Three states have been chosen to work with Credential Engine, a non-profit organization, as part of their strategic education, workforce, and economic development efforts. The organization recently announced partnerships with Kansas, Michigan, and Ohio to increase occupational credential transparency, develop credential literacy, improve alignment between credential offerings and outcomes, and better inform credentialing decisions by students, workers, and citizens.
President Trump on Wednesday, May 9, signed an executive order to benefit military spouses by enhancing employment opportunities at the federal government level and by promoting policies to improve occupational license portability and remove barriers for employment. Accompanying the executive order was a report by the Council of Economic Advisers on employment of military spouses. The report in part examines the effects associated with occupational licensing and observes: “Military spouses are more likely than other workers to be caught up in this country’s patchwork of occupational licensing laws, both because they are more likely to move across State lines and because they are disproportionately employed in occupations that require a license.”
The state of Oklahoma’s Occupational Licensing Task Force undertook a year-long study of issues surrounding occupational licensing and issued this 2018 report with recommendations for state leadership.

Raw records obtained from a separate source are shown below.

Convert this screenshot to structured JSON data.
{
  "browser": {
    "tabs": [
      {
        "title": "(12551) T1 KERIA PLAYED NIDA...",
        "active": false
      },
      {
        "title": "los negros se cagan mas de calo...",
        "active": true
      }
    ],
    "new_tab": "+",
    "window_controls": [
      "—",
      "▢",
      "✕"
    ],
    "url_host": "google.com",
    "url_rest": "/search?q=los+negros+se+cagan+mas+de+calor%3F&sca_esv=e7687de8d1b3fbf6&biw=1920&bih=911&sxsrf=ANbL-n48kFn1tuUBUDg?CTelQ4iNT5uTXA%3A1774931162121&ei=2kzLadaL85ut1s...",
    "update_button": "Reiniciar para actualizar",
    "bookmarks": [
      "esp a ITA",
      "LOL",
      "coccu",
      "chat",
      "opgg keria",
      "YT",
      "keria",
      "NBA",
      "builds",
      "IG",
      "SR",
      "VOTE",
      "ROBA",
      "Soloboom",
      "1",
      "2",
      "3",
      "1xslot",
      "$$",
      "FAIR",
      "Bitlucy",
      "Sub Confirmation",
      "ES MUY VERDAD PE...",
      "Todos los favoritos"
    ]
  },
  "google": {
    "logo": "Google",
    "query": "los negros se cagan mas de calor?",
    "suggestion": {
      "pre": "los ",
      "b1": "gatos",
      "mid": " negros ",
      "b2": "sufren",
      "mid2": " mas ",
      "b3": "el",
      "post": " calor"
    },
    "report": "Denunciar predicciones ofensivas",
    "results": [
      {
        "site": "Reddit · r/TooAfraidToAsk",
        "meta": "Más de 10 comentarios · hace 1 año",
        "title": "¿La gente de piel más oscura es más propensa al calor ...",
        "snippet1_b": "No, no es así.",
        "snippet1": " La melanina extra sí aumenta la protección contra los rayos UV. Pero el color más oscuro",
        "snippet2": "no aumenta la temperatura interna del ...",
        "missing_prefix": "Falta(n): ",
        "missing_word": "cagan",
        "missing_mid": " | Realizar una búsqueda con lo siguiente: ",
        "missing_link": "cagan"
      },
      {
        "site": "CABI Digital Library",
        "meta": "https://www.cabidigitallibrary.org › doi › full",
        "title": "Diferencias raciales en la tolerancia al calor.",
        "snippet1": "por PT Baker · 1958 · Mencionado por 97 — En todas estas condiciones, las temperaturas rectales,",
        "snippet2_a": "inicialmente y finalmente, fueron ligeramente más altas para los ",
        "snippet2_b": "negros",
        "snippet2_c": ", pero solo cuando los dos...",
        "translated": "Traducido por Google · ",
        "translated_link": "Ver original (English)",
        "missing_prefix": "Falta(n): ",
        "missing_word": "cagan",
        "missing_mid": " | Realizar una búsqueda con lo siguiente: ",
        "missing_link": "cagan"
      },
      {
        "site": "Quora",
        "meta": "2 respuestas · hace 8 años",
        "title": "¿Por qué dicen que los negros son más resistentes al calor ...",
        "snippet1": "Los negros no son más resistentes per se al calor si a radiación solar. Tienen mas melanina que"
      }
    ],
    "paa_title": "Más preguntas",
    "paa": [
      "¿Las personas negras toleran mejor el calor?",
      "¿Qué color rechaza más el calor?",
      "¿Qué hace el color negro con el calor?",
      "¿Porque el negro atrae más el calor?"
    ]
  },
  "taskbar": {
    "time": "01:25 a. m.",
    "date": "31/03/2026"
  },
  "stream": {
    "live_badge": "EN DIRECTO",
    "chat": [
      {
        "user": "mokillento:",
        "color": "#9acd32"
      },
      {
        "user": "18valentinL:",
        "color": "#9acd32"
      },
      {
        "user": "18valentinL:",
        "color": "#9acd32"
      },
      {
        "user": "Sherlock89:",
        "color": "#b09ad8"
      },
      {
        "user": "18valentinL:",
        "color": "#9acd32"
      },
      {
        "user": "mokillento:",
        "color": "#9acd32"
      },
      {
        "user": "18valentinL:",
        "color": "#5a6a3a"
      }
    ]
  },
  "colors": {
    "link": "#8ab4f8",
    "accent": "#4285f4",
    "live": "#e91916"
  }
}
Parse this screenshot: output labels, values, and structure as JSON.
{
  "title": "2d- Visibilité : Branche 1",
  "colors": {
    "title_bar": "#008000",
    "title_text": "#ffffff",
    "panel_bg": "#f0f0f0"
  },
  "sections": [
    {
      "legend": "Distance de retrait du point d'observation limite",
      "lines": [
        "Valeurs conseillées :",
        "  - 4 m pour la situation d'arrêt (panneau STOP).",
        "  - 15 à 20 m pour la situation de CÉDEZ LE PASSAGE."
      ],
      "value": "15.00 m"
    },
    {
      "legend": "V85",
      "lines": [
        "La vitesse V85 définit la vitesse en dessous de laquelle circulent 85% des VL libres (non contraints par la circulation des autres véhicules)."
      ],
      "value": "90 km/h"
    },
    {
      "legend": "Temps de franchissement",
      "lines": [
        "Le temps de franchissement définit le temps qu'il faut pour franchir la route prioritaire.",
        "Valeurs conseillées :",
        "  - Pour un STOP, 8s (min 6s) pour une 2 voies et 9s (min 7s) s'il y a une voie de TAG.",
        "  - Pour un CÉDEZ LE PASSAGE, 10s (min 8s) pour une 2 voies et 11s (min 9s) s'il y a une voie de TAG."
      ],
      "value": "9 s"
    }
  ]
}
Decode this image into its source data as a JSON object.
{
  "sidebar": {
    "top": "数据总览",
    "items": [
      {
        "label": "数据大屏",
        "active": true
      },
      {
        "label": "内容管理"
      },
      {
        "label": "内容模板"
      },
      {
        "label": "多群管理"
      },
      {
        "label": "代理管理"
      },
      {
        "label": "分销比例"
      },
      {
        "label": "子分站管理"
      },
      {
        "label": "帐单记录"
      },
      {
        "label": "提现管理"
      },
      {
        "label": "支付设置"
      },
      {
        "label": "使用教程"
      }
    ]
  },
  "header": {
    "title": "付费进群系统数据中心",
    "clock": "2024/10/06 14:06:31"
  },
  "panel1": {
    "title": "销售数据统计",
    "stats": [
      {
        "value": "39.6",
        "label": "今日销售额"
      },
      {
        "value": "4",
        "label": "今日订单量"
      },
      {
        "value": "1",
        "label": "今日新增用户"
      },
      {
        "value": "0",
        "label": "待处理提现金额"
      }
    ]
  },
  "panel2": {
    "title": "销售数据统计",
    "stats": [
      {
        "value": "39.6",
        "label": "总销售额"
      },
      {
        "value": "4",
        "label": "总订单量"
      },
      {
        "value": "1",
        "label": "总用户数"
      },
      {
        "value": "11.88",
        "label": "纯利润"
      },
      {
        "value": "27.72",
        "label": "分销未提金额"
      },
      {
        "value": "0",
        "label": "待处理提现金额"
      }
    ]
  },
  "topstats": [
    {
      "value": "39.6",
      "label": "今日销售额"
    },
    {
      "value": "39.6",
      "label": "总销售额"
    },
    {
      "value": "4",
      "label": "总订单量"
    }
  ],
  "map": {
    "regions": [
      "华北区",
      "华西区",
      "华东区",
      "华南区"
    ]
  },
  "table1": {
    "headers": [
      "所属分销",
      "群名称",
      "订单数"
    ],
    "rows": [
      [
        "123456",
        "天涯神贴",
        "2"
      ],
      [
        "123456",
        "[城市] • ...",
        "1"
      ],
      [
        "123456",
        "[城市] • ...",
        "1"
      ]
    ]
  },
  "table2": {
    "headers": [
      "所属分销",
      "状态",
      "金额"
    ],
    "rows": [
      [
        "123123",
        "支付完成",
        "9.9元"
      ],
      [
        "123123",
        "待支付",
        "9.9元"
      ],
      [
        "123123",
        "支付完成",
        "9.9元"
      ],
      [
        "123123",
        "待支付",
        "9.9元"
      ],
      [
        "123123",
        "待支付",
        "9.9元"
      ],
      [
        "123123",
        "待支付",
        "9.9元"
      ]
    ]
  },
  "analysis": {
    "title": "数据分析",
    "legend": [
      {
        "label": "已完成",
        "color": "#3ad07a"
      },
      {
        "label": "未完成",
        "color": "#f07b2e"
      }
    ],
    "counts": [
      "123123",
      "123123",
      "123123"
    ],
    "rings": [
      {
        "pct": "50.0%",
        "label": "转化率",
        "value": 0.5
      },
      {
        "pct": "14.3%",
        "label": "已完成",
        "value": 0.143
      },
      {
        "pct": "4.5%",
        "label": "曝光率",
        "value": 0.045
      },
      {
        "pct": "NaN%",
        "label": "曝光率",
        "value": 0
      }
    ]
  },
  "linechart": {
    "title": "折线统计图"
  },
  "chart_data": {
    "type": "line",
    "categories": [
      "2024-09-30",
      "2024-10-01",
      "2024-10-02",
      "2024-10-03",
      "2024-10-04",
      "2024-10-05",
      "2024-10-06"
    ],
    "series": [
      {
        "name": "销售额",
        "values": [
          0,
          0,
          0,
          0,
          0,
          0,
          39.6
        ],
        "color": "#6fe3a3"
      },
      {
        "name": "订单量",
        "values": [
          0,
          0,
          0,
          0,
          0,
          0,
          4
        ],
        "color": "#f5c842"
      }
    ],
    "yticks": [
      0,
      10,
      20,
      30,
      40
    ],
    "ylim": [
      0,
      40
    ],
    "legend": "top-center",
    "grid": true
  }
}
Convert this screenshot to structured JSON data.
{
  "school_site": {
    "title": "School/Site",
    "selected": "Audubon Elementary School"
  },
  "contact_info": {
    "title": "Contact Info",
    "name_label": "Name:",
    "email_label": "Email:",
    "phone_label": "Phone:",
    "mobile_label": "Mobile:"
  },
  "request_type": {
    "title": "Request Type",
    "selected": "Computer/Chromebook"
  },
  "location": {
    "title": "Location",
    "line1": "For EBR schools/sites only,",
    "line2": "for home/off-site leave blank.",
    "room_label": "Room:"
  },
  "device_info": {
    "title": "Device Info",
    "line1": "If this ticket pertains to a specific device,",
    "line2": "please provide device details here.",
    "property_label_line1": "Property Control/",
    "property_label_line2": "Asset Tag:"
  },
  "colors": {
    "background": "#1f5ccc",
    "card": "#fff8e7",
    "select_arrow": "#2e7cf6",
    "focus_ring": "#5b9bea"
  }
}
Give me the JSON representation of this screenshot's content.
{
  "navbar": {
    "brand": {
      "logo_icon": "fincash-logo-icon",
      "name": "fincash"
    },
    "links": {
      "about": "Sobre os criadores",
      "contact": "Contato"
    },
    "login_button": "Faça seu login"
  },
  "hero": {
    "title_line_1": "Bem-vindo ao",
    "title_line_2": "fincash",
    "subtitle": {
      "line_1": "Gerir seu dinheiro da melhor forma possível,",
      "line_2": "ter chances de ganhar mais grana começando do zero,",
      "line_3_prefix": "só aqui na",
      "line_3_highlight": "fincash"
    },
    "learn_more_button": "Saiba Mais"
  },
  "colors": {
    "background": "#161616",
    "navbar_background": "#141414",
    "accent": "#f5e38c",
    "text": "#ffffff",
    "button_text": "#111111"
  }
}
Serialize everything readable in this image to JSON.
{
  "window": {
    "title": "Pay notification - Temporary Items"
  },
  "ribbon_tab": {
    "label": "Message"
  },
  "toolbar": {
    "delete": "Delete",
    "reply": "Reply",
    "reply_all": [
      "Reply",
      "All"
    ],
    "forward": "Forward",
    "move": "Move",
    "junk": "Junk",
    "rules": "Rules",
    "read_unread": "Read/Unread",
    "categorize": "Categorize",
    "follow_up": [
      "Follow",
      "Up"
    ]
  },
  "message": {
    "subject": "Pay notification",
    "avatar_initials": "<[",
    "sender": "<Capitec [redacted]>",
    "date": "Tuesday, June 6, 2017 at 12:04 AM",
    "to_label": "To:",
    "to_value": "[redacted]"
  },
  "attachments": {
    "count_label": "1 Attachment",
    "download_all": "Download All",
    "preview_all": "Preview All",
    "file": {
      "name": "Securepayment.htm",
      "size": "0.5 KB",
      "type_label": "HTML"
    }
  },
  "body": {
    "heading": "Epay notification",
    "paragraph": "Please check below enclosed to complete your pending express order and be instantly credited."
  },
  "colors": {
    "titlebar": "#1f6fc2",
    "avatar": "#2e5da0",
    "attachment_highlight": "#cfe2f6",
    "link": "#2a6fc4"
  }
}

Governor Asa Hutchinson appointed a 17-member Red Tape Reduction Working Group to examine occupational licensing in Arkansas and identify ways to reduce regulations without compromising the safety of consumers. After announcing formation of the Working Group in February, the governor in March added two more members: Daryl Bassett of the Department of Workforce Services and Brian Bowen, Deputy Attorney General for State Agencies at the Attorney General’s Office.